Steve Jones: “Now is the time for the BHA to clamp down on online abuse”

December 17, 2021

THE shockwaves in the fallout from the Bryony Frost/Robbie Dunne inquiry will be felt throughout racing for many months.

It has been an hugely uncomfortable few weeks but hopefully positive change will come out of one of the most publicly unpleasant episodes in the sport’s history.

Throughout the process, the BHA has been clear that any hint of bullying in any corner of racing would not be tolerated. Quite right too.

Now racing’s rulers must show they mean it. If they are committed to protecting the sport’s participants from bullying and abusive behaviour they need to tackle the most visible form of this destructive conduct.

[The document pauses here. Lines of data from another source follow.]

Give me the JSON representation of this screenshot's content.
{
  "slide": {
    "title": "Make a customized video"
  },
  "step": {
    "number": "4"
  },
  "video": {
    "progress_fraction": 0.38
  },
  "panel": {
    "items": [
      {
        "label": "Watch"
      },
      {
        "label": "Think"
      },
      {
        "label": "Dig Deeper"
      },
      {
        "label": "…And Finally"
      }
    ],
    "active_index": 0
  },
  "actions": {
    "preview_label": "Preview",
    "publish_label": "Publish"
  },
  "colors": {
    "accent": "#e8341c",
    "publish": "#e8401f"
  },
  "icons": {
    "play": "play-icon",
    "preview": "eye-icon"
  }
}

There will barely be a jockey or trainer that hasn’t been targeted with the most disgusting post-race comments, be it by text, email or social media.

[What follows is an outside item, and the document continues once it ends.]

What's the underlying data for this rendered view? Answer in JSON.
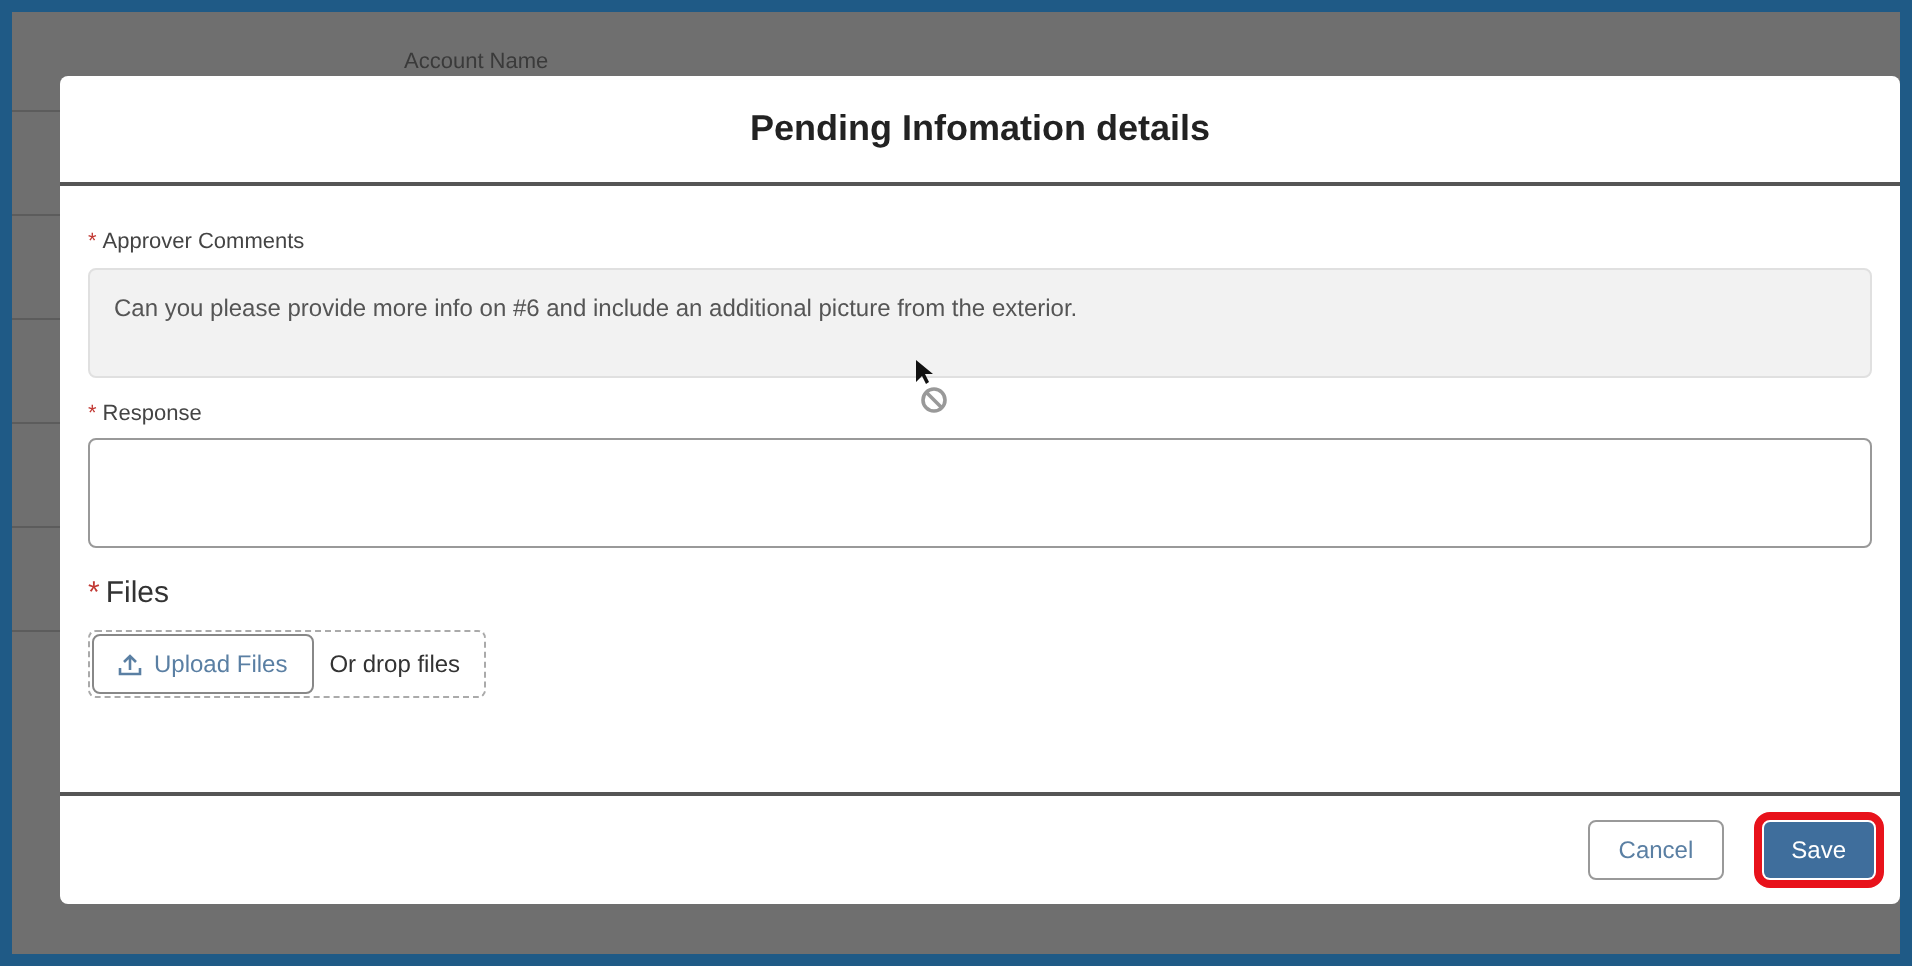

In a sport where, even for the best, defeat is a far more regular visitor than victory, it is a brutal blow. Even the most resilient would waver under the bombardment of such vile abuse.

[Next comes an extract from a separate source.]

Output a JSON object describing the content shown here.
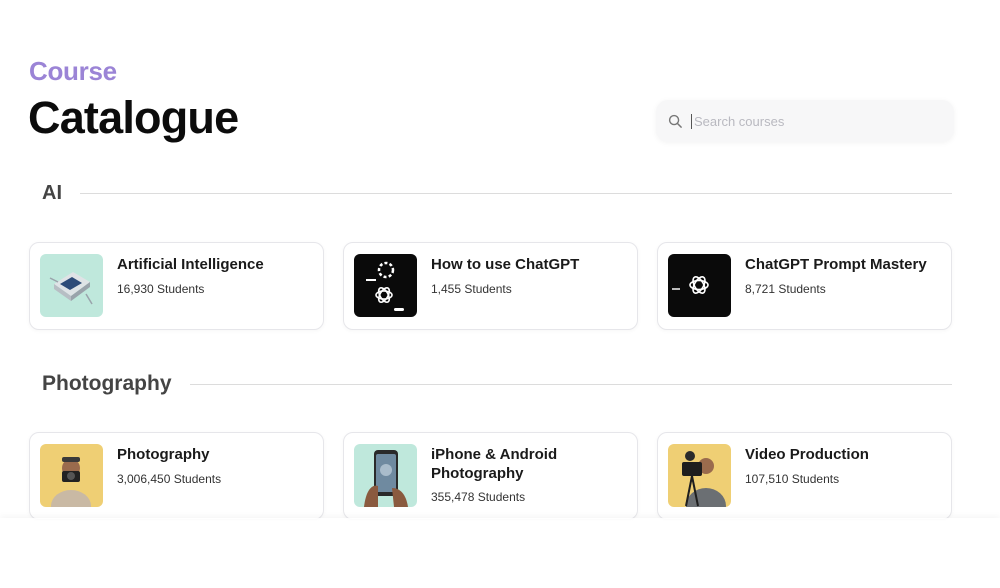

Messages wishing cancer on trainers, broken legs and necks on jockeys and death on horses arrive in inboxes at regular intervals.

Once or twice would be bad enough but it is an unwelcome daily bombardment for many riders.

This cannot be tolerated and it is something the BHA needs to do everything in its power to stamp out. This kind of, often anonymous, abuse is clearly illegal.

If racing officials do not, understandably, have the skills or wherewithal to tackle this problem then there needs to be a collaboration with the police to stamp out what is a real threat to the mental and even physical wellbeing of the very people who are at the heart of horseracing.

If money is in any way stopping this festering sore from being lanced then funding needs to be found and quickly.

It’s hard to imagine the perpetrators would be hard to find with the kind of hi-tech equipment now available.

Those spitting the venom hardly come across as candidates for Mastermind so it shouldn’t take the powers of Sherlock Holmes to track them down to their lairs. It’s easy to imagine those lairs resemble the box room at their mum’s house but the truth is these people could come from all corners of society.

It’s rather flippant to dismiss these, often serial offenders, as saddos. They might have a warped sense of what is an acceptable response to the result of a horse race but it be wrong to pigeon hole them as oddballs.

They are criminals and their behaviour is against the laws of the land. And those laws need to be enforced to protect the sportsmen and women that help make racing so great.